By Ross Kerber and Tim McLaughlin
BOSTON Jan 11 Fidelity Investments, Federated
Investors Inc and Charles Schwab Corp on Friday
joined a growing list of top U.S. money market fund managers in
agreeing to post daily fund asset values, as the industry comes
under growing pressure from regulators for more transparency.
Fidelity leads the $2.6 trillion market while Federated and
Schwab are third-largest and fifth-largest, respectively.
Goldman Sachs Group Inc, JPMorgan Chase & Co
and BlackRock Inc, which oversee $489 billion or 20
percent of U.S. money market funds, made similar moves earlier
The companies said the new disclosures will show investors
that money funds are stable because the share values only vary
by miniscule amounts from day to day. The new disclosures could
also head off calls from regulators for more costly and
potentially disruptive reforms.
Investors buy and sell money market shares at a fixed price
of $1 even though the actual net asset value, or NAV, per share
may vary by a few hundredths of a percent. Currently, fund
companies only disclose those fluctuations on a monthly basis
and even then after a 60-day lag.
Investors' lack of information about the value and quality
of fund assets helped create a wave of panicked withdrawals from
money funds after Lehman Brothers went bankrupt in 2008.
Regulators say such a panic could recur unless more changes are

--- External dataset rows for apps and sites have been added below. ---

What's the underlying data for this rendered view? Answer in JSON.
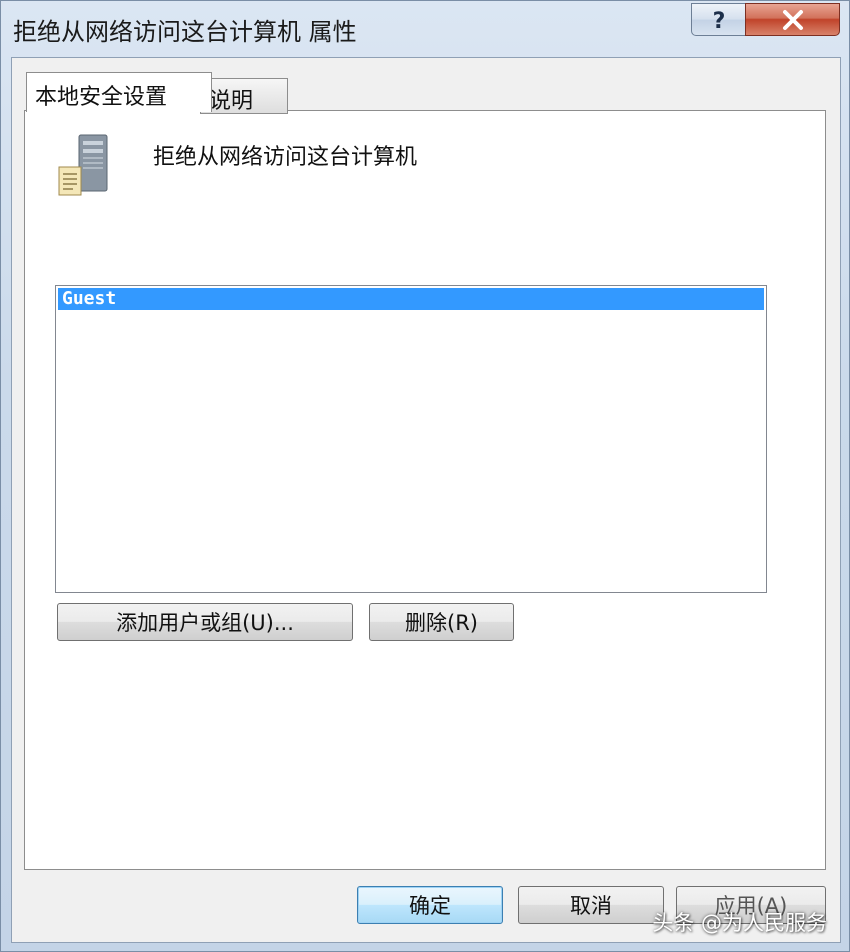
{
  "window": {
    "title": "拒绝从网络访问这台计算机 属性",
    "help_label": "?",
    "close_label": "X"
  },
  "tabs": [
    {
      "label": "本地安全设置",
      "active": true
    },
    {
      "label": "说明",
      "active": false
    }
  ],
  "policy": {
    "name": "拒绝从网络访问这台计算机",
    "icon": "server-policy-icon"
  },
  "members": [
    "Guest"
  ],
  "buttons": {
    "add": "添加用户或组(U)...",
    "remove": "删除(R)",
    "ok": "确定",
    "cancel": "取消",
    "apply": "应用(A)"
  },
  "watermark": "头条 @为人民服务",
  "colors": {
    "selection": "#3399ff",
    "close_button": "#c0432a",
    "default_button_border": "#3c7fb1"
  }
}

made, such as ending the fixed $1 per share price policy and
moving to floating share prices, like all other mutual funds.
The more frequent disclosures could be aimed at showing

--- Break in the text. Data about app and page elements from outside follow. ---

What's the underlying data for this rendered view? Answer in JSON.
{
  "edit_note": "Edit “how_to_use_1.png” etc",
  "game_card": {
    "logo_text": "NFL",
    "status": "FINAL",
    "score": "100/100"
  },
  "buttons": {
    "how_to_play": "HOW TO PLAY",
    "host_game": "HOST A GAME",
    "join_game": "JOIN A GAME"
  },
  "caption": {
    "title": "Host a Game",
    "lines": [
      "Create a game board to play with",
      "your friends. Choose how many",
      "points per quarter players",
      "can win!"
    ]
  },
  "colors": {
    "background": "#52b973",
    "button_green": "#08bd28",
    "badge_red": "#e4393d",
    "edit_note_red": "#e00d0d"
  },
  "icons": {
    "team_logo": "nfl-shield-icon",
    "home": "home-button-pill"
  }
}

regulators there are hardly any fluctuations away from $1 in
practice, so no further rules as needed, said Lance Pan,
director of investment research at Capital Advisors Group.
Alternatively, Pan said, some companies may be trying to
calm customer fears if regulators force them to adopt the
floating NAV. "They may want to use this to gauge public
response before committing to the floating NAV concept," he
Fidelity and Federated have been among the most vocal
opponents to proposed new regulations. Unlike large banks, the
two fund firms do not have nearly as much customer money
invested in alternatives like certificates of deposit or
Boston-based Fidelity said it will begin the daily
disclosures on Jan. 16. Fidelity has about $430 billion in money
market fund assets under management.
"Providing more frequent disclosure of these minute changes
will help investors better understand how vigilant we are in
keeping our money market mutual funds safe," Nancy Prior,
Fidelity's president of Money Markets, said in a statement.
Federated will start publishing the prior day's daily market
NAV for five of its largest prime money market funds during the
week of Jan. 21, spokeswoman Meghan McAndrew said. The company
might publish daily data for other funds if clients demand it.
"From a competitive standpoint, we believed it was necessary
to provide the information," she said. "In the process we make
an already transparent investment product even more
Asked whether the company might be laying the groundwork for
more regulatory changes, McAndrew said Federated remains
"ardently opposed to a floating NAV."
Schwab said late on Friday it will start posting daily
per-share market values for money funds later this quarter.
Marie Chandoha, president of Charles Schwab Investment
Management, said in a statement that the company's decision was
"not prompted by a significant number of requests" from clients.
Rather, she noted, "more frequent reporting can serve as an
indicator of the stability of our money market products for
investors looking for near real-time information."